“By doing this,” he said of the ICC, “they seek to delegitimize Israel.”

“Courts have been used as vehicles for spreading anti-Semitism in the past,” he noted. “Merely because it is a judicial proceeding does not mean it has any presumption of regularity. Today, not just one Jew, but the entire Jewish nation is being put on trial.”

Kontorovich suggested attacking the ICC over its “perceived legitimacy” and called on IAF members to lobby their governments to threaten withdrawing membership “because membership is the source of its strength. It is the only language that it understands.”

Australian Parliament member Stuart Robert addressed the forum, saying his country “does not consider Palestine to be a nation.”

“We do not consider it to have standing within the Treaty of Rome, and therefore, our stated view is that the ICC and the pretrial committee has zero jurisdiction to consider such a matter because Palestine does not exist,” he said.

Israeli Knesset member Sharren Haskel, chairperson of the CAC, noted that the ICC was set up in 2002 to bring justice to those responsible for the worst crimes against humanity, adding that “there are countless actual attempts of genocide happening right now around the world … unfortunately, there are multiple opportunities for the ICC to examine war crimes within its member states.”

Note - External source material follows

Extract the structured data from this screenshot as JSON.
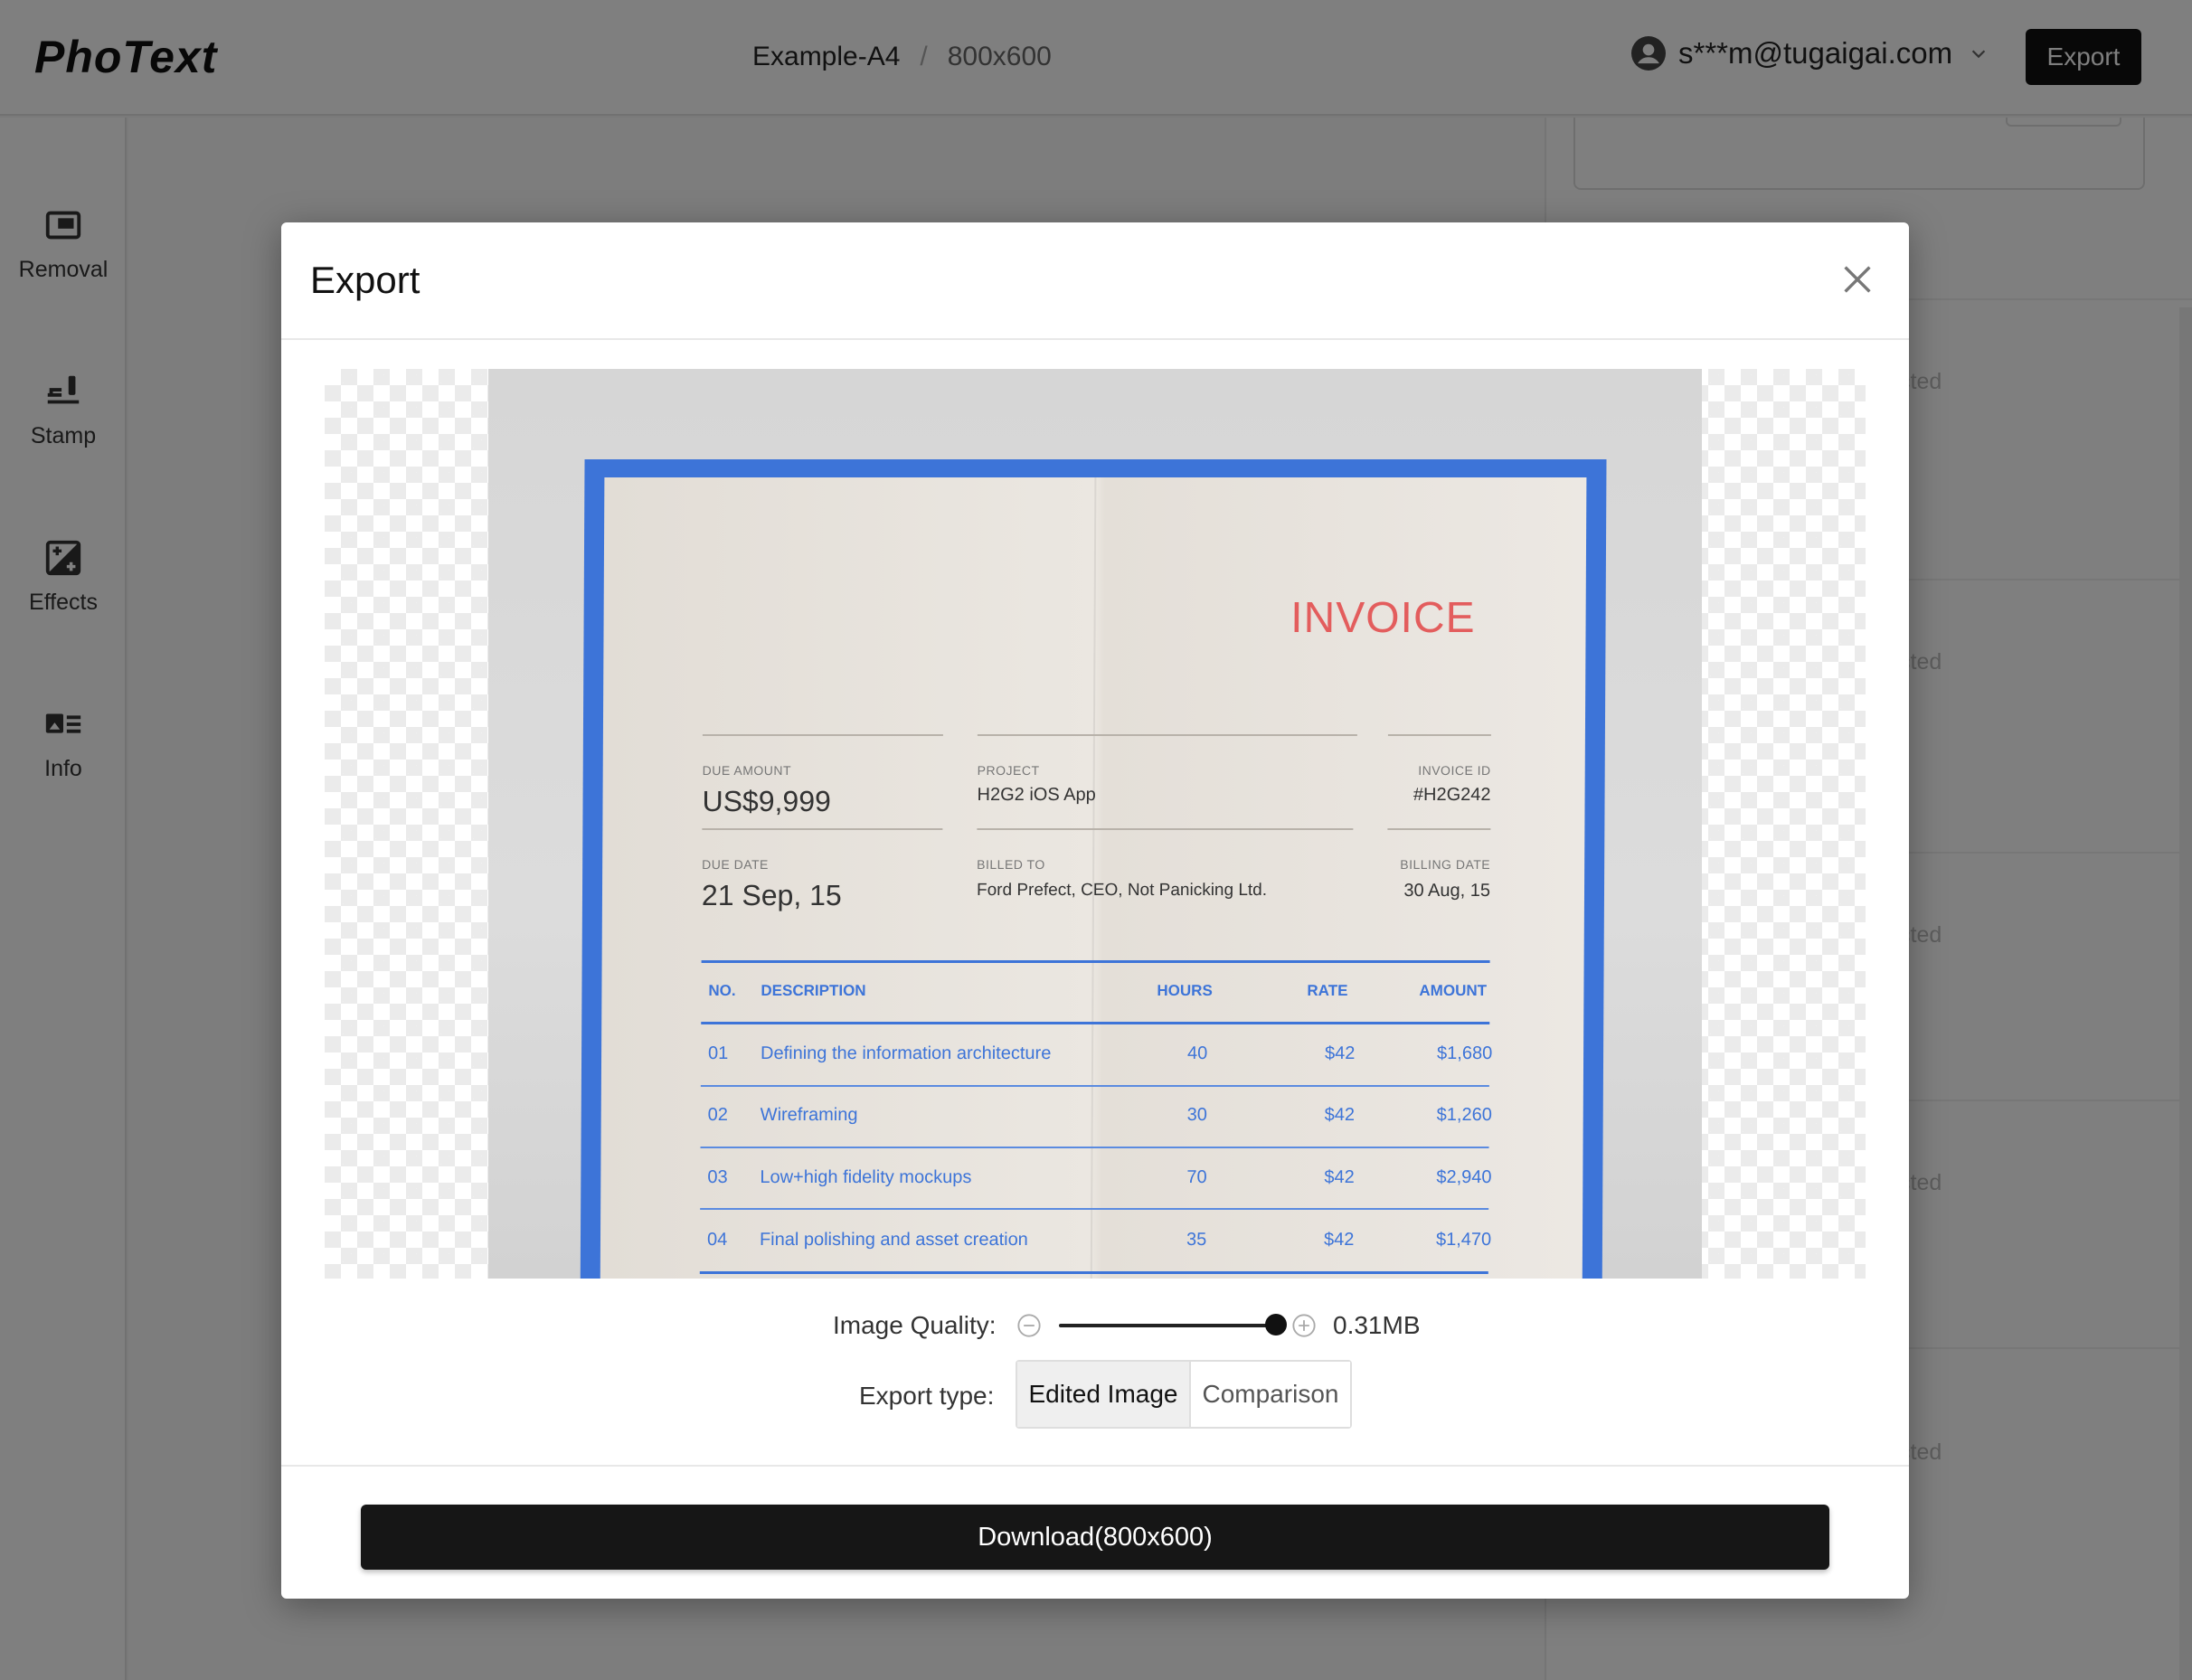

“But the ICC has chosen to ignore these war crimes within its jurisdiction and instead focused on Israel,” she said. “These types of double standards are blatant anti-Semitism.”

“Last time I checked a map,” she said, “there was no such state as Palestine. So the ICC certainly does not have the authority to create this state and draw territorial boundaries in order to suit their purposes of delegitimizing Israel.”

‘Palestine cannot be considered a state’

Michaela Marksová Tominová, deputy foreign minister of the Czech Republic, said “it is generally accepted that under customary international law, the existence of statehood presupposes fulfillment of several basic requirements, such as a permanent population, defined territory, a government and capacity to enter into relations with other states.”

“The Czech Republic does not believe that Palestine has fulfilled all of the above criteria for statehood under international law,” she said. “Concerning bilateral relations, the Czech Republic has not recognized Palestine as a state.”

European Union Parliament member Bert-Jan Ruissen said “we stand shoulder to shoulder with Israel. We shall never be silent when we see Israel is being treated unfairly. We distance ourselves clearly from the ICC decision.”

Ruissen accused the ICC of crossing its own boundaries “since it is clearly ignoring its own mandate.”

“The ICC does not have universal jurisdiction,” he said, adding that it can only apply jurisdiction in the territory of a member state, “and Palestine cannot be considered a state.”

“We urge the ICC to respect its own mandate instead of following a politically motivated agenda,” he said.

U.S. Congressman Doug Lamborn (R-Colo.) said the ICC decision is “absurd.”

“It is anti-Semitic, and it is illegitimate,” he said. “The fact that the ICC targets Israel, which is the freest and most liberal nation in the Middle East, really says more about the ICC than its ridiculous charges say about Israel.”

He promised to track developments as they relate to the Biden administration and said, “If in any way they waver in their opposition to the ICC, I will be leading the charge in Congress and there will be many of us, both in the House and Senate, I believe even a majority, who will oppose any support that might be given to the ICC by the United States.”

“We are watching closely to see specific and concrete actions. We hope and believe that Biden will not support the ICC in this matter,” he said.